**Excerpts from an interface dataset**
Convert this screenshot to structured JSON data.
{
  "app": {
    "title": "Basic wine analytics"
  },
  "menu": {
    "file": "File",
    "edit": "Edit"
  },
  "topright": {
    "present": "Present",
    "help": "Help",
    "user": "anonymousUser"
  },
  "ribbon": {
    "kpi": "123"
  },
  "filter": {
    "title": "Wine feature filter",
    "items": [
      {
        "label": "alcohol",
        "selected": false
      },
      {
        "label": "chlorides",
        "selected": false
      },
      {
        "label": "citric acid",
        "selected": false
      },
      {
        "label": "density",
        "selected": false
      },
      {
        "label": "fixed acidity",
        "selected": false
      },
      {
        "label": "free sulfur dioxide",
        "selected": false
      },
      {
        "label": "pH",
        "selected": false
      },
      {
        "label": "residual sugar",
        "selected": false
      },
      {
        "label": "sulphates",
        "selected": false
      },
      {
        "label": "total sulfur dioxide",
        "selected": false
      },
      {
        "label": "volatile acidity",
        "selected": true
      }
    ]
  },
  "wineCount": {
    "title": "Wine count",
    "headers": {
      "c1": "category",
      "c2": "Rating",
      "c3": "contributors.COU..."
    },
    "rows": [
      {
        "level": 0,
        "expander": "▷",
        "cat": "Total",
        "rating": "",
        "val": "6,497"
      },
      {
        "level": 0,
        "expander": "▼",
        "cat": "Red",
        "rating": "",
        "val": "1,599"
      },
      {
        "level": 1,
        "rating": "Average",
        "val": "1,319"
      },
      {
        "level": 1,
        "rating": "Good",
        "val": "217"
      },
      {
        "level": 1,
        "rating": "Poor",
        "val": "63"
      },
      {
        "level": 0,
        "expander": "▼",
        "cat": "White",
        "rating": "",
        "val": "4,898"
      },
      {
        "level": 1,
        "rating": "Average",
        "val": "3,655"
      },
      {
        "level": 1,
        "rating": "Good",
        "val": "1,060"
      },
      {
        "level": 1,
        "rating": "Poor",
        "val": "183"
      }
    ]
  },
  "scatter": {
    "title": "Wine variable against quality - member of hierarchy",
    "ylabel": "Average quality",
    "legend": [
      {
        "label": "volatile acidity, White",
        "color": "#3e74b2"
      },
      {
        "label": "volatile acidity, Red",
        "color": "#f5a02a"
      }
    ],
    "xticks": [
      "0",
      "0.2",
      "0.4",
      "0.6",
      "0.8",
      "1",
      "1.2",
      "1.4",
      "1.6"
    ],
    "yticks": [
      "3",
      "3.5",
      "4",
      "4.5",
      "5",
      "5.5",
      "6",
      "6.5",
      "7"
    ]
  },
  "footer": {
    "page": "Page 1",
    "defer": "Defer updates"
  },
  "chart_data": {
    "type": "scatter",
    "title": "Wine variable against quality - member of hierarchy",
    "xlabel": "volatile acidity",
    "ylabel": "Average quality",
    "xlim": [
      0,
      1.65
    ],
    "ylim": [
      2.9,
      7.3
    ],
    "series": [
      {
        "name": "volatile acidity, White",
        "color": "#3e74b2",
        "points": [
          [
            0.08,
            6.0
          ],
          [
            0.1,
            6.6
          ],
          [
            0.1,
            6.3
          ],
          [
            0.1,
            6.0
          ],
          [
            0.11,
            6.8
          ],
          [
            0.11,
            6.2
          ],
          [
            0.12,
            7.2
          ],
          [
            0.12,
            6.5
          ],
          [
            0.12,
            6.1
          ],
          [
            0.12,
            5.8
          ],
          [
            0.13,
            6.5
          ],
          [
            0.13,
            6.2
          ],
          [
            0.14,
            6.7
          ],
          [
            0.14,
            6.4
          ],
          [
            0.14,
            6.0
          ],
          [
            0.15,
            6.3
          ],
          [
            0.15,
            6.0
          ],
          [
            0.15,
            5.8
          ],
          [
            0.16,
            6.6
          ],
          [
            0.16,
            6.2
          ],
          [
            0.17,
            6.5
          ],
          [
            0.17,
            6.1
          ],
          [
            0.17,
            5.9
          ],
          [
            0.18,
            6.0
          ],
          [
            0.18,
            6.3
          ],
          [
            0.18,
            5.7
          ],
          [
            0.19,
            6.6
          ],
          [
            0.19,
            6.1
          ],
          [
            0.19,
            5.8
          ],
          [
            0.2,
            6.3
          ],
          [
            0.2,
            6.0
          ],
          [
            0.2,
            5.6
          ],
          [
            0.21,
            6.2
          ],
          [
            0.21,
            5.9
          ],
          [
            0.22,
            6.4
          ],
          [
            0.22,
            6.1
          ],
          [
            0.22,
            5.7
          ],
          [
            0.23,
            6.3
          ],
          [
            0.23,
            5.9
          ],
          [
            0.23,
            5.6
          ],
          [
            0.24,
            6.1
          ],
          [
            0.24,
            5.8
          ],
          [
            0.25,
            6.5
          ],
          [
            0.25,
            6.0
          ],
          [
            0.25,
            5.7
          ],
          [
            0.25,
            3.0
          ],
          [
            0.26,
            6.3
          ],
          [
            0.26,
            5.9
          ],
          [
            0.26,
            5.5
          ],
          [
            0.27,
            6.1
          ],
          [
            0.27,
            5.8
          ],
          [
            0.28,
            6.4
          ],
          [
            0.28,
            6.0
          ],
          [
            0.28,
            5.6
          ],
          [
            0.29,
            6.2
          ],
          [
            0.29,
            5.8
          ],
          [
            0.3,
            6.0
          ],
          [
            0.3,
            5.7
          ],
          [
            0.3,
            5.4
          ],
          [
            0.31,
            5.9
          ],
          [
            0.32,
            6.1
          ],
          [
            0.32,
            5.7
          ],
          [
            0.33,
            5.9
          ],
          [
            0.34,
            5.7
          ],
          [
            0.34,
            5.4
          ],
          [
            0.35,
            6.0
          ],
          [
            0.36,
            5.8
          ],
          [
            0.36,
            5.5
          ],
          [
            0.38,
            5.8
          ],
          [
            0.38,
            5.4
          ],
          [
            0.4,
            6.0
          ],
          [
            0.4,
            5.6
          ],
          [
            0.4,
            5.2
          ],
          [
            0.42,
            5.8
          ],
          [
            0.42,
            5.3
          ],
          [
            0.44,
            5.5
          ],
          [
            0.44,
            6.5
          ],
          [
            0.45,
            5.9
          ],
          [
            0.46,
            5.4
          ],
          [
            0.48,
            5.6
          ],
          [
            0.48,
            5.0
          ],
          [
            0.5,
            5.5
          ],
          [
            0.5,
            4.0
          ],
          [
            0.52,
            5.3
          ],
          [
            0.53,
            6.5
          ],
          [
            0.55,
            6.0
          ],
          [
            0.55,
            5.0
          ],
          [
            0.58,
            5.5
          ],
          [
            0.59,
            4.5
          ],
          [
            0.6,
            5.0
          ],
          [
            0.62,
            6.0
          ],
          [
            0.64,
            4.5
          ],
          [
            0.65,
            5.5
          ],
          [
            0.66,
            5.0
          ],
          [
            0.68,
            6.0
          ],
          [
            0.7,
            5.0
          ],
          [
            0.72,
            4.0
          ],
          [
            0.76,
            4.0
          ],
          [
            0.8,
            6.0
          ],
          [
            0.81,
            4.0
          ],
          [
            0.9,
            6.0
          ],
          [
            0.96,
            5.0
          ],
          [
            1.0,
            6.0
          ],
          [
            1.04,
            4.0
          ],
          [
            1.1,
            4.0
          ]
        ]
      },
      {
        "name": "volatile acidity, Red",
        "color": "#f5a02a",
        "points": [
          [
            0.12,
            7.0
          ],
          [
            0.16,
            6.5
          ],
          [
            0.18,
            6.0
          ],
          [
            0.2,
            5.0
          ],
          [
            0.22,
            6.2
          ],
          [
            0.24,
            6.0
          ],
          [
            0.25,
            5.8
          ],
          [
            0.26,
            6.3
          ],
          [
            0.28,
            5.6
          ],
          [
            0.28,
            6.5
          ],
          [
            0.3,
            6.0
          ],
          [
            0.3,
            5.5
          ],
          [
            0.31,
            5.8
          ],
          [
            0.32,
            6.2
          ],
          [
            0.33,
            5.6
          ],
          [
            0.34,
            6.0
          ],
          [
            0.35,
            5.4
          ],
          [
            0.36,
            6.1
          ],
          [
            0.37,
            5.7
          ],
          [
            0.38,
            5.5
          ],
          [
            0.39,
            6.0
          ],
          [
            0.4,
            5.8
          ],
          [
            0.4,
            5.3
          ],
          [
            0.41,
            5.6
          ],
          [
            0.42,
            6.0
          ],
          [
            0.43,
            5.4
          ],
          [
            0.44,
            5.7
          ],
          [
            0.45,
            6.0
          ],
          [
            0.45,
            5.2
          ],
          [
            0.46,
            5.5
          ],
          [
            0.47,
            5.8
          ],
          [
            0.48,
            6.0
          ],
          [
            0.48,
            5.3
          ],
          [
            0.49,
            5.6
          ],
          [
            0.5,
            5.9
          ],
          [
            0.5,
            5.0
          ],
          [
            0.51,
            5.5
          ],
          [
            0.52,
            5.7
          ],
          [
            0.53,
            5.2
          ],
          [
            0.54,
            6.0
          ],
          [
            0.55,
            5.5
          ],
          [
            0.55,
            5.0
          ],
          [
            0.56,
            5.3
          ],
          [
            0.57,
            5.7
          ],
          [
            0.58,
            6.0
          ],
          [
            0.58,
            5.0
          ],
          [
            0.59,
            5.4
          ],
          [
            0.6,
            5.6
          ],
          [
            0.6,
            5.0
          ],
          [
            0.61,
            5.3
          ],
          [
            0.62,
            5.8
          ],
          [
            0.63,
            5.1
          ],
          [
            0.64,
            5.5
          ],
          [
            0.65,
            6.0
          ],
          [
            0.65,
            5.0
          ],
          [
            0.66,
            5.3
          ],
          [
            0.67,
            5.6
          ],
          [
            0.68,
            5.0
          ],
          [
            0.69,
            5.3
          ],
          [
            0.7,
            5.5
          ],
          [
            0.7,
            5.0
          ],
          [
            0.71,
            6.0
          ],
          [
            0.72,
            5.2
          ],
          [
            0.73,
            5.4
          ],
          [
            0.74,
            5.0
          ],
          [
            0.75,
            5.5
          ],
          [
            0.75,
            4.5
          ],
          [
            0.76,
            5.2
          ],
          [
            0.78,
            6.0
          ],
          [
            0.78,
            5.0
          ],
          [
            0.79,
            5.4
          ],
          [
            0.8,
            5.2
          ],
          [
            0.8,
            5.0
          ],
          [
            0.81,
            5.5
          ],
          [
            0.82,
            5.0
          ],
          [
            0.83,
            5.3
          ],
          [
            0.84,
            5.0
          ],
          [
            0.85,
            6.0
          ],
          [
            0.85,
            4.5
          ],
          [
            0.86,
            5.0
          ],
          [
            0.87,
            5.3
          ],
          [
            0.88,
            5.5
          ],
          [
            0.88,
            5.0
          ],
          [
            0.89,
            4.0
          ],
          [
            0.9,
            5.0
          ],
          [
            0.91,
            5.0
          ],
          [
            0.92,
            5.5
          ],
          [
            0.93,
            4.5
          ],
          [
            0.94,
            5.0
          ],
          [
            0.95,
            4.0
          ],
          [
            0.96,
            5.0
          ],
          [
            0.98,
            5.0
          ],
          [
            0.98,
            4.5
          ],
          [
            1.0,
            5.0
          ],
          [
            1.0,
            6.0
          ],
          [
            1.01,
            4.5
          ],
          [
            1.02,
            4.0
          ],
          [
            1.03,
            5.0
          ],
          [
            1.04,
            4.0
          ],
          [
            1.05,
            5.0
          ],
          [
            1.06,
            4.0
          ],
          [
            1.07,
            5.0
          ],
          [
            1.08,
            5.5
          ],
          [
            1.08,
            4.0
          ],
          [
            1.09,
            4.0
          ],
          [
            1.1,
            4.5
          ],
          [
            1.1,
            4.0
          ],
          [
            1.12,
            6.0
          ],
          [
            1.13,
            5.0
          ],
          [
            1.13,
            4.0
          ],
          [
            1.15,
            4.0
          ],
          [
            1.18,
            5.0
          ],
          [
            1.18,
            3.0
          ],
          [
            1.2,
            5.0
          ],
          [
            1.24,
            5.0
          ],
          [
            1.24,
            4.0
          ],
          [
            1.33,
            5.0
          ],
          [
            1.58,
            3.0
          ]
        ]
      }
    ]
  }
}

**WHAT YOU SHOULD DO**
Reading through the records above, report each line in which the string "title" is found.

**EXERCISE ANSWER**
    "title": "Basic wine analytics"
    "title": "Wine feature filter",
    "title": "Wine count",
    "title": "Wine variable against quality - member of hierarchy",
    "title": "Wine variable against quality - member of hierarchy",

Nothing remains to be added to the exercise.